Respect is a big part of the Filipino culture. From the way Filipinos speak to the way they act, there are particular types of behavior that are traditionally expected if you wish to show your respect for someone.
One of these is how Filipinos address other people.
If you’ve ever studied Japanese or Korean, you probably know that they use honorifics to address people on a regular basis. For example, the Japanese has ~san which they append before the last or first name of the people they are addressing in order to show respect and deference. There are also the Koreans who have ~ssi which they also use in the same manner to achieve the same effect.
In the Philippines, we also have something similar.

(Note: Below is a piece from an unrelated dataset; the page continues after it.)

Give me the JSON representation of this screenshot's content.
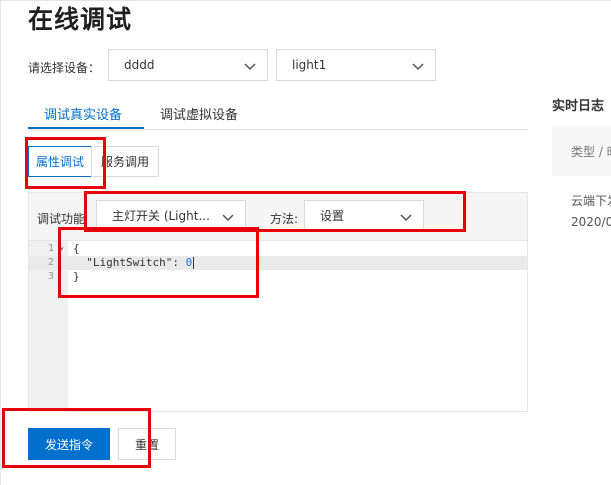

Unlike the Japanese’s ~san and the Koreans’ ~ssi which is not exclusive to any one gender, Tagalog speakers have different titles of respect for males and females, and females that are married and females that are not — something more similar to the way English speakers address unmarried females with “Miss,” married females with “Mistress,” and males (regardless whether they are married or not) with “Mister.”
“Binibini” is a title of respect that Filipinos use to show respect when addressing unmarried females. This is equivalent to the English term “Miss.”
For example, an unmarried female teacher with the last name Reyes will be addressed in Tagalog as “Binibining Reyes.” Another example, the Miss Philippines candidate, is addressed in Tagalog with “Binibining Pilipinas.”
“Binibini” is usually abbreviated to “Bb.” just like how “Miss” is abbreviated to “Ms.” in English. The suffix ~ ng added after “Binibini” is used to describe what kind of “Binibini” the subject is (the “Reyes” kind or an unmarried female who is surnamed “Reyes”).
“Ginang” is a title of respect that Filipinos use to show respect when addressing married females. It’s equivalent to the English term “Mistress.”
For example, a woman married to a man with the last name Santos will be addressed in Tagalog as “Ginang Santos.”
“Ginang” is usually abbreviated to “Gng.” just like how Mistress is usually abbreviated to “Mrs.”
“Ginoo” is a title of respect that Filipinos use to show respect when addressing a male, regardless of whether they are married or not. It’s equivalent to the English term “Mister.”
For example, a man surnamed De la Cruz will be addressed in Tagalog as “Ginoong De la Cruz.”
“Ginoo” is usually abbreviated to “G.” just like how Mister is usually abbreviated to “Mr.” The suffix ~ ng added after “Ginoo” is used to describe what kind of “Ginoo” the subject is (the “De la Cruz” kind or an unmarried male who is surnamed “De la Cruz).
How to Use Tagalog Titles of Respect
Tagalog titles of respect are used pretty much the same way titles of respect from other cultures are used. They’re typically used to address someone older or someone of higher authority, but it’s not particularly rare to use them to address someone younger.
Unlike the Japanese or the Koreans who use ~ san and ~ ssi on a regular basis, “Ginoo,” “Ginang,” and “Binibini” are not as commonly used in daily conversations in Tagalog. You’re more likely to encounter them in formal texts (like textbooks, official documents, or invitation cards) instead.
For daily conversations, Tagalog speakers usually just use “Mr.,” “Ms.,” and “Mrs.” unless the person being addressed specifically prefers to be addressed using the native Tagalog titles of respect.
For example, the names of esteemed Filipino celebrities such as Vilma Santos or Nora Aunor are typically appended with the title, Miss. There is, however, a Filipina director named Joyce Bernal who is always addressed as Binibining Joyce Bernal in official film credits — something that is a rare sight in the Philippines nowadays.